= Beginning of Section =
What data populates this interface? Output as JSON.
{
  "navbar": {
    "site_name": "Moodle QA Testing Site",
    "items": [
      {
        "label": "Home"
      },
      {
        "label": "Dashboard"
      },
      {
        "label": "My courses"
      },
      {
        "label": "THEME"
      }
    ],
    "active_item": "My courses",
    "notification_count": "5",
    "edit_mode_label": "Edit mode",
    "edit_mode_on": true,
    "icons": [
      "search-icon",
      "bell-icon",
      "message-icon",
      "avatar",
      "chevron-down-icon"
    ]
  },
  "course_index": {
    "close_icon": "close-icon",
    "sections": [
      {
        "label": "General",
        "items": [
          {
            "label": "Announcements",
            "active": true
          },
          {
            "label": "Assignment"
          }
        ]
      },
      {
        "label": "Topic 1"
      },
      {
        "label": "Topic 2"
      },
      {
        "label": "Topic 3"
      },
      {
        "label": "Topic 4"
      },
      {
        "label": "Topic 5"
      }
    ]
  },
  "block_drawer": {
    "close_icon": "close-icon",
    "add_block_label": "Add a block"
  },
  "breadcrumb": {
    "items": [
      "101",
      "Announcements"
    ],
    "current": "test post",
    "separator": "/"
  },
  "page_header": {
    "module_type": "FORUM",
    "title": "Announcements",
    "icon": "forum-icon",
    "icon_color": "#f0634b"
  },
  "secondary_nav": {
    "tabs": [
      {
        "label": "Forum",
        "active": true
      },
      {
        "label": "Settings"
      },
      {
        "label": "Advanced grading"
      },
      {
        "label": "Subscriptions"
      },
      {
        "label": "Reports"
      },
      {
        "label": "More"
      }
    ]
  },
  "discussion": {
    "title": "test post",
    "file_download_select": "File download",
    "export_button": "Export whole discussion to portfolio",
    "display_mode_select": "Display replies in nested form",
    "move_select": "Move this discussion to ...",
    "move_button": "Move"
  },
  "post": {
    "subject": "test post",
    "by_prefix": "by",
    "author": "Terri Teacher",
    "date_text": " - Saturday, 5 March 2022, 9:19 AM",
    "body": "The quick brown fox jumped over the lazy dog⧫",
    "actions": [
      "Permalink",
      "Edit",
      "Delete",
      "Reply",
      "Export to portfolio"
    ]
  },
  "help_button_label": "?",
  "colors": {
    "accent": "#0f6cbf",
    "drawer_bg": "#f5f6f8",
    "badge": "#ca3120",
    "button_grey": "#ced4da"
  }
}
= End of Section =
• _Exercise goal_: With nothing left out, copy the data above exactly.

• _Result of the exercise_:
What data populates this interface? Output as JSON.
{
  "navbar": {
    "site_name": "Moodle QA Testing Site",
    "items": [
      {
        "label": "Home"
      },
      {
        "label": "Dashboard"
      },
      {
        "label": "My courses"
      },
      {
        "label": "THEME"
      }
    ],
    "active_item": "My courses",
    "notification_count": "5",
    "edit_mode_label": "Edit mode",
    "edit_mode_on": true,
    "icons": [
      "search-icon",
      "bell-icon",
      "message-icon",
      "avatar",
      "chevron-down-icon"
    ]
  },
  "course_index": {
    "close_icon": "close-icon",
    "sections": [
      {
        "label": "General",
        "items": [
          {
            "label": "Announcements",
            "active": true
          },
          {
            "label": "Assignment"
          }
        ]
      },
      {
        "label": "Topic 1"
      },
      {
        "label": "Topic 2"
      },
      {
        "label": "Topic 3"
      },
      {
        "label": "Topic 4"
      },
      {
        "label": "Topic 5"
      }
    ]
  },
  "block_drawer": {
    "close_icon": "close-icon",
    "add_block_label": "Add a block"
  },
  "breadcrumb": {
    "items": [
      "101",
      "Announcements"
    ],
    "current": "test post",
    "separator": "/"
  },
  "page_header": {
    "module_type": "FORUM",
    "title": "Announcements",
    "icon": "forum-icon",
    "icon_color": "#f0634b"
  },
  "secondary_nav": {
    "tabs": [
      {
        "label": "Forum",
        "active": true
      },
      {
        "label": "Settings"
      },
      {
        "label": "Advanced grading"
      },
      {
        "label": "Subscriptions"
      },
      {
        "label": "Reports"
      },
      {
        "label": "More"
      }
    ]
  },
  "discussion": {
    "title": "test post",
    "file_download_select": "File download",
    "export_button": "Export whole discussion to portfolio",
    "display_mode_select": "Display replies in nested form",
    "move_select": "Move this discussion to ...",
    "move_button": "Move"
  },
  "post": {
    "subject": "test post",
    "by_prefix": "by",
    "author": "Terri Teacher",
    "date_text": " - Saturday, 5 March 2022, 9:19 AM",
    "body": "The quick brown fox jumped over the lazy dog⧫",
    "actions": [
      "Permalink",
      "Edit",
      "Delete",
      "Reply",
      "Export to portfolio"
    ]
  },
  "help_button_label": "?",
  "colors": {
    "accent": "#0f6cbf",
    "drawer_bg": "#f5f6f8",
    "badge": "#ca3120",
    "button_grey": "#ced4da"
  }
}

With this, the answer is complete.